• **Data excerpts**:
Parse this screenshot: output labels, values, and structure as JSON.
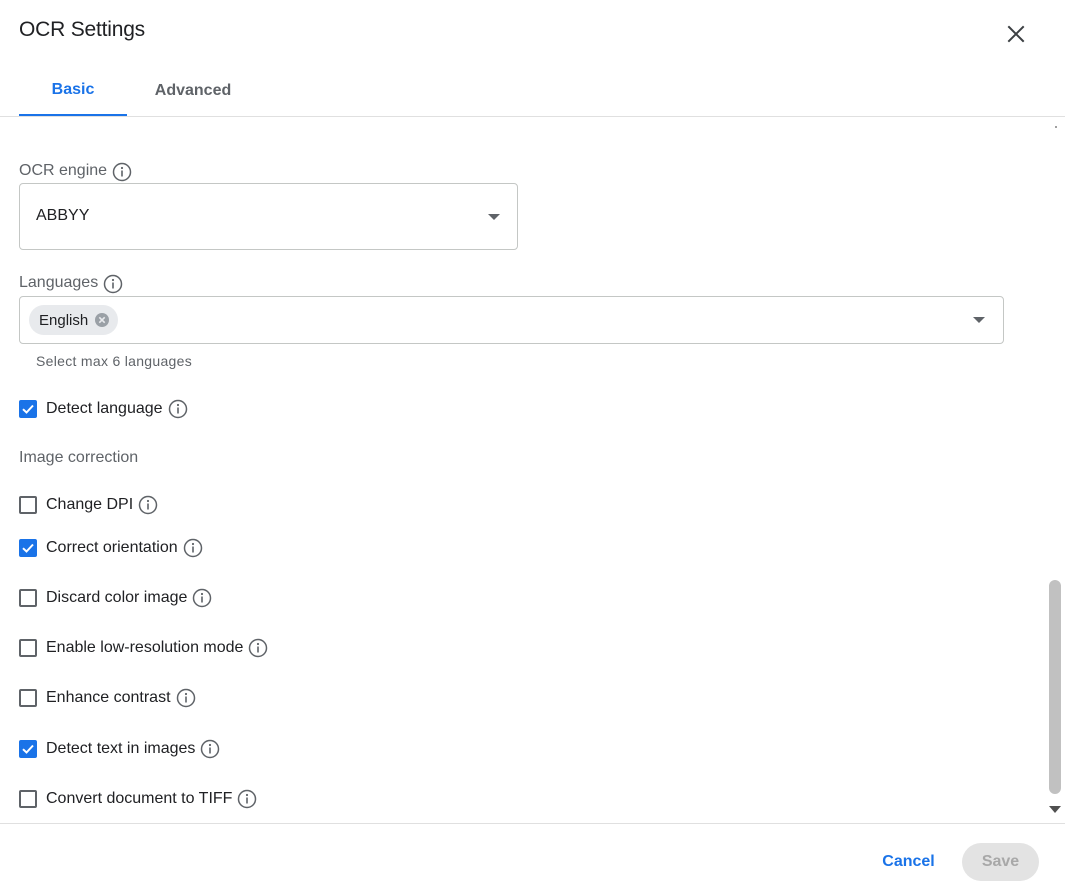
{
  "dialog": {
    "title": "OCR Settings",
    "close_icon": "close-icon"
  },
  "tabs": [
    {
      "label": "Basic",
      "active": true
    },
    {
      "label": "Advanced",
      "active": false
    }
  ],
  "ocr_engine": {
    "label": "OCR engine",
    "value": "ABBYY"
  },
  "languages": {
    "label": "Languages",
    "selected": [
      "English"
    ],
    "hint": "Select max 6 languages"
  },
  "detect_language": {
    "label": "Detect language",
    "checked": true
  },
  "image_correction": {
    "label": "Image correction",
    "options": [
      {
        "label": "Change DPI",
        "checked": false
      },
      {
        "label": "Correct orientation",
        "checked": true
      },
      {
        "label": "Discard color image",
        "checked": false
      },
      {
        "label": "Enable low-resolution mode",
        "checked": false
      },
      {
        "label": "Enhance contrast",
        "checked": false
      },
      {
        "label": "Detect text in images",
        "checked": true
      },
      {
        "label": "Convert document to TIFF",
        "checked": false
      }
    ]
  },
  "footer": {
    "cancel_label": "Cancel",
    "save_label": "Save",
    "save_enabled": false
  },
  "colors": {
    "accent": "#1a73e8",
    "text": "#202124",
    "secondary_text": "#5f6368"
  }
}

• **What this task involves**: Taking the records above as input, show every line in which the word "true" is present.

• **Written reply**:
      "active": true
    "checked": true
        "checked": true
        "checked": true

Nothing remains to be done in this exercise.